Chicago stopped into my office around 2 pm yesterday and casually asked me what I was doing later that night. Turns out, he had tickets for the Mets-Cubs game and the guy he planned on going with couldn't make it. Something about not having enough time to get a baby-sitter for his newborn baby - is there any better argument for postponing procreation?
Anyway, I jumped all over it and had my student worker run across campus to pick up the ticket from him later that day. I knew something was up when she handed it back to me - Field Level, Section 147, Row AA. I had never even heard of that row, but a quick check on the soon-to-be-outdated seating revealed that we would be sitting in deep right field. Box seats at Shea!
Fast forward to about 6:45, when I hopped off the 7 train and met Chicago in front of Gate D. We walk into the stadium, grab a few beers and find our way to the section. As I start to walk down the aisle to find the seats, I begin to notice that it's taking an awful long time to reach Row AA. As we get closer and closer to the field, our progress was stopped by a simple chain blocking off the auxiliary stands from the regular orange seats. No usher was there to direct us, but all of a sudden it dawned on me - Chicago had come up with front-row seats for the game!
I have only sat front row once before - a Mets-Pirates doubleheader in the early 90s on a sweltering June day that was so hot I actually considering leaving the stadium to find some air conditioning. Those seats were behind the Mets dugout, the seats where you actually place your drink on the top of the dugout itself. These seats had nothing but a small plywood wall blocking access to the field and allowed for a ground-level view of the entire stadium. It was amazing.
Now Chicago, as you may have guessed from the nickname, is a Cubs fan. He is not shy about this fact. Actually, Chicago isn't shy about much of anything, as I soon found out. The last time he went to a Mets-Cubs game at Shea, he happily informed me, he had an entire beer poured over his head for celebrating too enthusiastically. When I asked how that matter was resolved, he cryptically informed me that he "took care of it."
The chatter began from Johan Santana's first pitch and didn't end until Chicago left in the bottom of the fifth because of a late-night staff meeting on campus. He leapt out of his seat in celebration for every Cubs hit and cheered wildly for every Mets out. He happily celebrated along with the many Cubs fans around us and laughed off the verbal assaults from the Mets fans who weren't expecting his antics.
I used to be like that. I used to have so much joy and enthusiasm for being at a Mets game that I would be rooting along with every at-bat, standing and clapping for every two-strike pitch, screaming at umpires for every bad call. Now, I sit sullenly and complain about the noise betwen every pitch, the incompetence of the worst players on the field or the lack of vision the front office has for roster construction.
Somehow, Chicago has retained the simple joy of going to a game and rooting hard for your favorite team. Maybe that's what happens when you still actually like the team you root for, instead of following them out of force of habit.
I realized last night that I haven't really liked the Mets for years.

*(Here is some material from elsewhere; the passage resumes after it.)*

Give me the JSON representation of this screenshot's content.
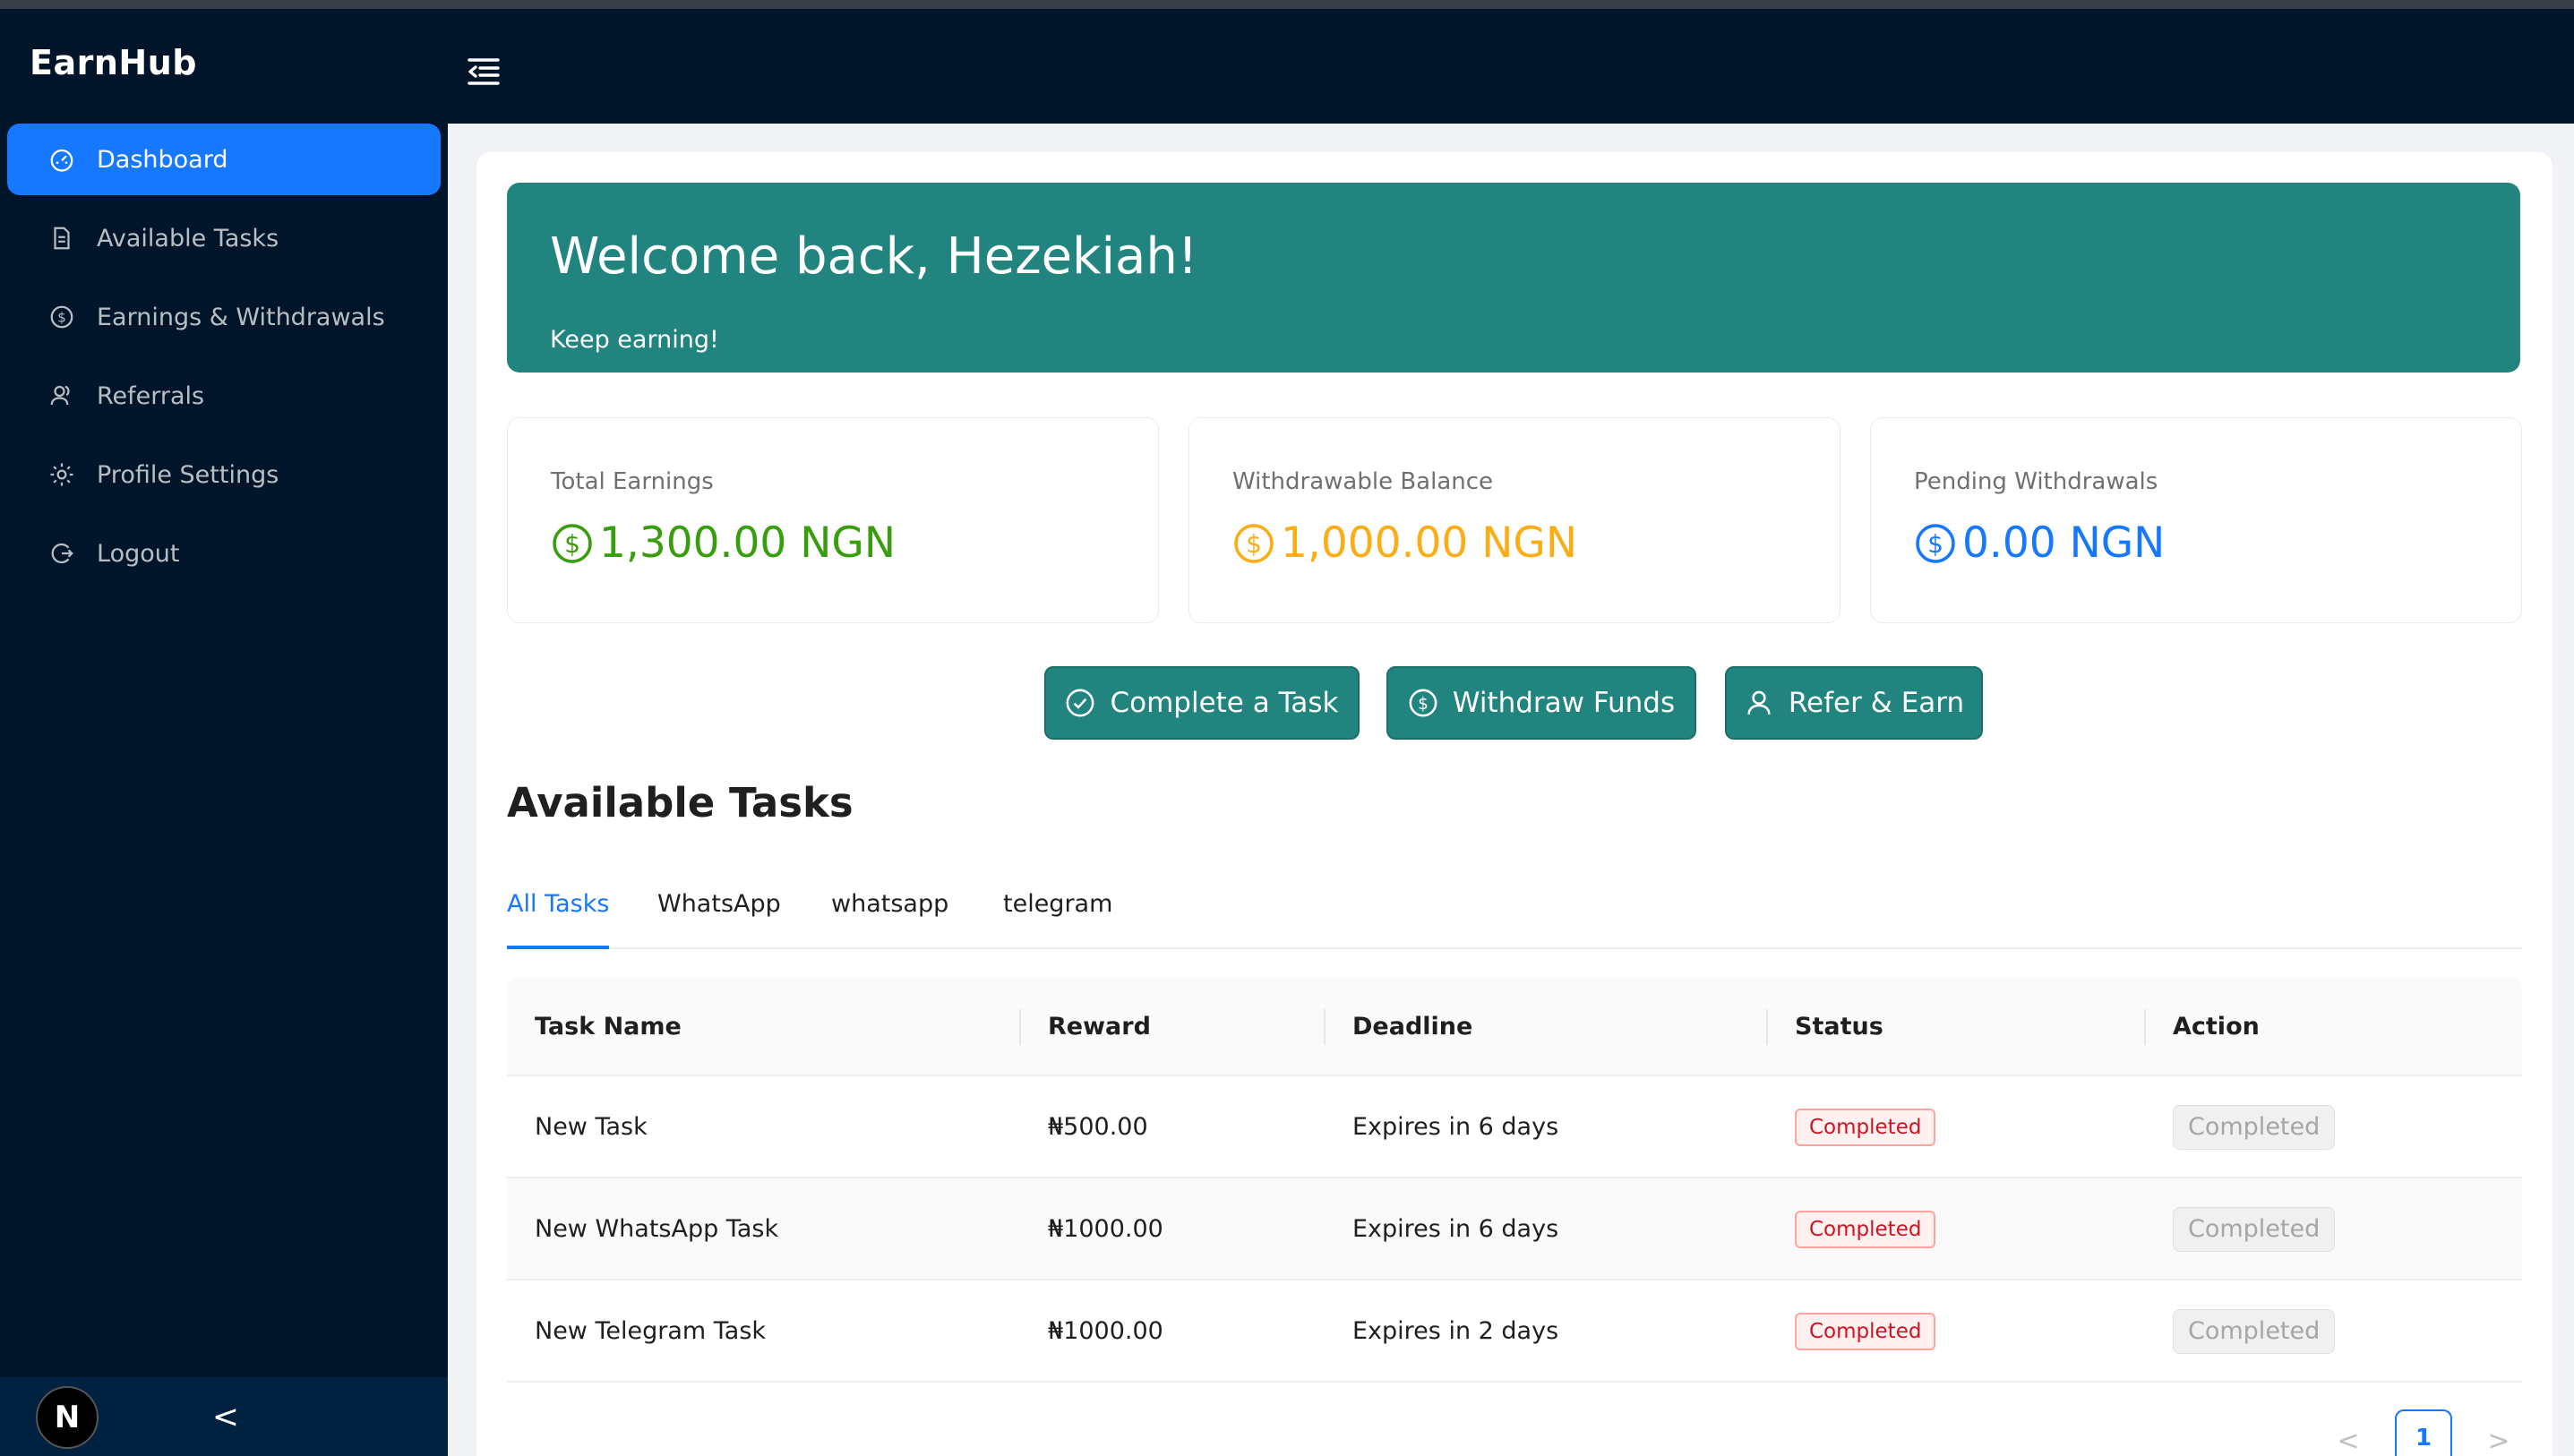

I like individual players, of course, and I want the team to win every time they play, but there is an animosity toward the Mets always bubbling right beneath the surface. It probably started sometime around 2003, when the Wilpons decided Art Howe could light up a room with his winning personality. Things eventually got so bad that I actually began a personal boycott after the 2005 season, in response to how disgusted I was with The Former Manager's ineptitude. In that wonderful 2006 season I only went to three games, all because someone dropped free tickets on me.
Last year, of course, was a disaster that shook the foundation of any Met fan's faith. Watching them spit the bit in 2008 has brought all that animosity right back up again, as you have no doubt noticed in the last few days.
Anyway, Chicago's enthusiasm rubbed off on me a bit. I started chattering as well, exhorting Santana through the difficult early innings and rooting on the Met hitters to finally break through against Sean Marshall. The fifth and sixth innings finally brought some satisfaction, although it was disappointing that I didn't have a chance to give Chicago a taste of his own medicine at the end of a 6-2 victory.
As for the game itself, Santana was brilliant. He strugled through the early innings, no doubt, but acted like an ace by finding his rhythm, continuing to grind away and pitching a scoreless eighth inning to take some pressure off of The Arson Squad. The off-season trade for Santana has been an unqualified success, at least for 2008, and there's no reason to believe he won't be a top-of-the-rotation ace for years to come. If he's pitching in the last game of the season with a playoff berth on the line, the Mets will be in capable hands.
The seats were, as I mentioned before, amazing, and it was a terrific way to see my second-to-last game at Shea Stadium. I'll be there one last time on Friday night, in Row C of Section 24 in the Upper Deck (you can buy me a beer if you're there). Here's a picture of me and Mr. Met last night - don't bother using the tired old joke about who has the bigger head, it's played out!